Works[edit]

  • 1986 Worldwide Plaza[14]
  • 1992 Tribeca Bridge[14]
  • 1997 Dulles International Airport[14]
  • 1999 Proposal for repurposing the James A. Farley Postal Building as the Amtrak Pennsylvania Station III[15]
  • 2000 JFK International Airport Terminal 4[5]
  • 2001 Consolidated Edison East River Greenway[5]
  • 2002 Columbia University's Manhattanville[14]
  • 2002 Continental Airlines terminal at Newark Liberty International Airport[14]
  • 2002 East River Waterfront[14]
  • 2002 Ben Gurion International Airport, Tel Aviv[14]
  • 2004 Sky City, Hong Kong[16]
  • 2007 Changi Airport Terminal 3, Singapore[14]
  • 2008 Mortimer B. Zuckerman Research Center at the Memorial Sloan Kettering Cancer Center[17]
  • 2009 Riverside South[14]
  • 2011 Campus of John Jay College[14]

Gallery[edit]

References[edit]

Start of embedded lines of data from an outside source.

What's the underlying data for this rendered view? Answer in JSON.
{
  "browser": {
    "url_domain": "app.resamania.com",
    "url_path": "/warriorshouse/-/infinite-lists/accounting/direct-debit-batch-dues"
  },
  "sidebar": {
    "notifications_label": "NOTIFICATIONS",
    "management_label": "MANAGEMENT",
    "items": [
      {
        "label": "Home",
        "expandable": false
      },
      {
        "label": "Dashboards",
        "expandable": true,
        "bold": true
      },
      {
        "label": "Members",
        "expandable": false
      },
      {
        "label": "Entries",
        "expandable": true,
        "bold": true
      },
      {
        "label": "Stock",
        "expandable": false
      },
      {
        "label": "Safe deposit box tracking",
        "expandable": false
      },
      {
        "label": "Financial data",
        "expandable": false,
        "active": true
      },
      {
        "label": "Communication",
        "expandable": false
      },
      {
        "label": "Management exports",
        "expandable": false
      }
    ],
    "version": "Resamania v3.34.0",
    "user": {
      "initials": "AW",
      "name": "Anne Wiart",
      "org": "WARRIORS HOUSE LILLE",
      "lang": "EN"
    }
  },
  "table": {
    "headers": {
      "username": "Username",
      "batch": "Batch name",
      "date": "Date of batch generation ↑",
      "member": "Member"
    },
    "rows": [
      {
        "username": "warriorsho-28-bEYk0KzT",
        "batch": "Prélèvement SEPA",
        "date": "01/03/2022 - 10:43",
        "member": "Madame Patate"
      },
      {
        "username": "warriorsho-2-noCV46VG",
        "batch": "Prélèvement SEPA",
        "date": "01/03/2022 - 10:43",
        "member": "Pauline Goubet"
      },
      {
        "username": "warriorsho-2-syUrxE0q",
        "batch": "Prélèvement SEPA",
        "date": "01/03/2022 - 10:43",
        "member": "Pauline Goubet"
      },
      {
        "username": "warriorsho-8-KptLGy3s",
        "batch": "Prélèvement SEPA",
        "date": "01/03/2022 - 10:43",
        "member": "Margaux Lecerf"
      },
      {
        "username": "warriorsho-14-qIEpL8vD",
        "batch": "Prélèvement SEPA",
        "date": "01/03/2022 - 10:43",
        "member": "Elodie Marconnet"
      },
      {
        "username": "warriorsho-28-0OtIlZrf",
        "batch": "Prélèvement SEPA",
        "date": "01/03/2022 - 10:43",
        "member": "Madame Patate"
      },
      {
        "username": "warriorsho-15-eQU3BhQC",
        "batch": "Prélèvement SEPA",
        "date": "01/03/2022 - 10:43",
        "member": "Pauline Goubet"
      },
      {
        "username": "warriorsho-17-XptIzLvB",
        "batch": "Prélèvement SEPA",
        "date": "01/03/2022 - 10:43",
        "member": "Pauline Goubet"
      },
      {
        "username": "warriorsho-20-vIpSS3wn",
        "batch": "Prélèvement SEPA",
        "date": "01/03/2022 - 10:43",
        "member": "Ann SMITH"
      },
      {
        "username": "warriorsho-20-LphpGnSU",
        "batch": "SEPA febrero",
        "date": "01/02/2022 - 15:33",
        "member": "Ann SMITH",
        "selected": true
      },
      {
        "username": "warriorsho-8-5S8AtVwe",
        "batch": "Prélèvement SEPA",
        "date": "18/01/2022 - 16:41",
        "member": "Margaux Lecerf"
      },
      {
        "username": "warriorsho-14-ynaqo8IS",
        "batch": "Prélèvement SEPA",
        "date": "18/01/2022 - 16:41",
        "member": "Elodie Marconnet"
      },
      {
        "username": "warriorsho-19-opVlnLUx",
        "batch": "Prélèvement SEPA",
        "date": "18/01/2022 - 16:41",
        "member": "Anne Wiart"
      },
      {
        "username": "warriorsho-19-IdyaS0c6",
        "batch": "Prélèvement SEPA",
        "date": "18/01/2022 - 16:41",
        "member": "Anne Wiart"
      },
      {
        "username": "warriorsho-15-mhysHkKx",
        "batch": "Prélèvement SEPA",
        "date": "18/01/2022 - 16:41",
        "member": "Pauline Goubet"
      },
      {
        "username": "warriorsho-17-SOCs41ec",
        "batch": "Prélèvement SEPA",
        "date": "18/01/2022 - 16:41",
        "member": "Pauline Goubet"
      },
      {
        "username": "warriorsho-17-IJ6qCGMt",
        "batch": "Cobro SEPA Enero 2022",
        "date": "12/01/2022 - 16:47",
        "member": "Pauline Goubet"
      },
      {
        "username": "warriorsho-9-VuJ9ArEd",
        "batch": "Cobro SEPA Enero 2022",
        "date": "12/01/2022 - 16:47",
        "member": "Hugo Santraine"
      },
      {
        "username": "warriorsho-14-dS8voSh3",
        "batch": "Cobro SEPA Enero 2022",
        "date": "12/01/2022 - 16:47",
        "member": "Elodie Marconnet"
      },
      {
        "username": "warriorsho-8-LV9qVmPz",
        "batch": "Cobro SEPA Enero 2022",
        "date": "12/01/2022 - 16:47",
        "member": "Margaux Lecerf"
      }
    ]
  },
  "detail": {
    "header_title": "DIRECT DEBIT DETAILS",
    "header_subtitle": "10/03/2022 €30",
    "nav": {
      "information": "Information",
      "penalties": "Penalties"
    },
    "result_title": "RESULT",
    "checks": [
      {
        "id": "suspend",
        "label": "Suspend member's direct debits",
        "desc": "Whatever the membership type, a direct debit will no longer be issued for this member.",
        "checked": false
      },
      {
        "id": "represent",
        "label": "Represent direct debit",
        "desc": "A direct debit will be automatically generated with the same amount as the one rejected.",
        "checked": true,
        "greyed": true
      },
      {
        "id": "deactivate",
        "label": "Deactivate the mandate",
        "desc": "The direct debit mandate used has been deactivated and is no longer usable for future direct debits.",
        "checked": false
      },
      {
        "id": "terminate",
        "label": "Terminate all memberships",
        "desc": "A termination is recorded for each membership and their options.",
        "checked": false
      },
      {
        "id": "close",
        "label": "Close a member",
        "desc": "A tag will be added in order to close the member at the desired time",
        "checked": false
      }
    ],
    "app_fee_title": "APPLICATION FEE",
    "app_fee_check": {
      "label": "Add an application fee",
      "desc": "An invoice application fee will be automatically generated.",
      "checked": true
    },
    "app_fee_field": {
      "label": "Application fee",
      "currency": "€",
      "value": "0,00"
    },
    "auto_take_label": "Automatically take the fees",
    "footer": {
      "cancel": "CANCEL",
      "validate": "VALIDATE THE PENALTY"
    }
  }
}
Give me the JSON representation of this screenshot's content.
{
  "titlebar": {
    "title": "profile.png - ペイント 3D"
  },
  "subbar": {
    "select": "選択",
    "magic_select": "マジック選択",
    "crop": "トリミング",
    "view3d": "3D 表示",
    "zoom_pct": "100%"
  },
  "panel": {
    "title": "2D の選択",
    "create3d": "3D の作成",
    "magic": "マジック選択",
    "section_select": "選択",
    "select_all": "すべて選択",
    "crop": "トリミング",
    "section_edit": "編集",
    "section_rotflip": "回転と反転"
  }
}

  1. ^ Lewis 2014, p. 88.
  2. ^ a b c Leong, Jeanne (May 16, 2008). "Marilyn Jordan Taylor Named Dean of Penn's School of Design". The University of Pennsylvania, Philadelphia, Pennsylvania: Penn News. Retrieved 10 October 2015.
  3. ^ Lewis 2014, p. 89.
  4. ^ Lewis 2014, p. 90.
  5. ^ a b c "POSTINGS: Architectural Firm Chooses New Chief; Marilyn Taylor To Head S.O.M." New York City, New York: The New York Times. 8 July 2001. Retrieved 11 October 2015.
  6. ^ Lewis 2014, p. 91.
  7. ^ "Transitions (July 2005)". Norcross, Georgia: Design Intelligence. 26 July 2005. Retrieved 11 October 2015.
  8. ^ Souccar, Miriam Kreinin (2007). "Most Powerful Women in New York 2007". New York: Crain's New York Business. Retrieved 11 October 2015.
  9. ^ Ron Ozio, Ron (11 June 2014). "Marilyn Jordan Taylor's Term as Dean of Penn's School of Design Is Extended". The University of Pennsylvania, Philadelphia, Pennsylvania: Penn News. Retrieved 11 October 2015.
  10. ^ Lo, Chris (23 August 2012). "The grand plan: Amtrak's $151bn vision for the Northeast Corridor". London, UK: Railway Technology Magazine Online. Retrieved 11 October 2015.
  11. ^ "Delaware River Waterfront Corporation Board of Directors". Philadelphia, Pennsylvania: Delaware River Waterfront. Retrieved 11 October 2015.
  12. ^ "Georgetown to Award Honorary Doctorate to Distinguished Urbanist Marilyn Jordan Taylor". Washington, DC: Georgetown School of Continuing Studies. 16 May 2014. Retrieved 11 October 2015.
  13. ^ "Marilyn Jordan Taylor Receives Women in Architecture Award". Berkeley, California: UC Berkeley. 24 September 2015. Retrieved 11 October 2015.
  14. ^ a b c d e f g h i j Solano, Beatriz (14 August 2015). "Marilyn Jordan Taylor 1949" (in Spanish). Un Día / Una Arquitecta. Retrieved 11 October 2015.
  15. ^ Dunlap, David W. (3 January 1999). "Clearing the Tracks for Penn Station III". New York City, New York: The New York Times. Retrieved 11 October 2015.
  16. ^ Taylor, Marilyn Jordan (1 October 2004). The 21st-Century City and Its Values: Urbanism, Toleration, and Equality (PDF) (Speech). Session 1: Urbanism Conference. Columbia University, New York City. Retrieved 10 October 2015.
  17. ^ "Built By Women: Memorial Sloan-Kettering Mortimer B. Zuckerman Research Center". New York, New York: Beverly Willis Architecture Foundation. 21 October 2014. Archived from the original on 14 September 2015. Retrieved 11 October 2015.

Sources[edit]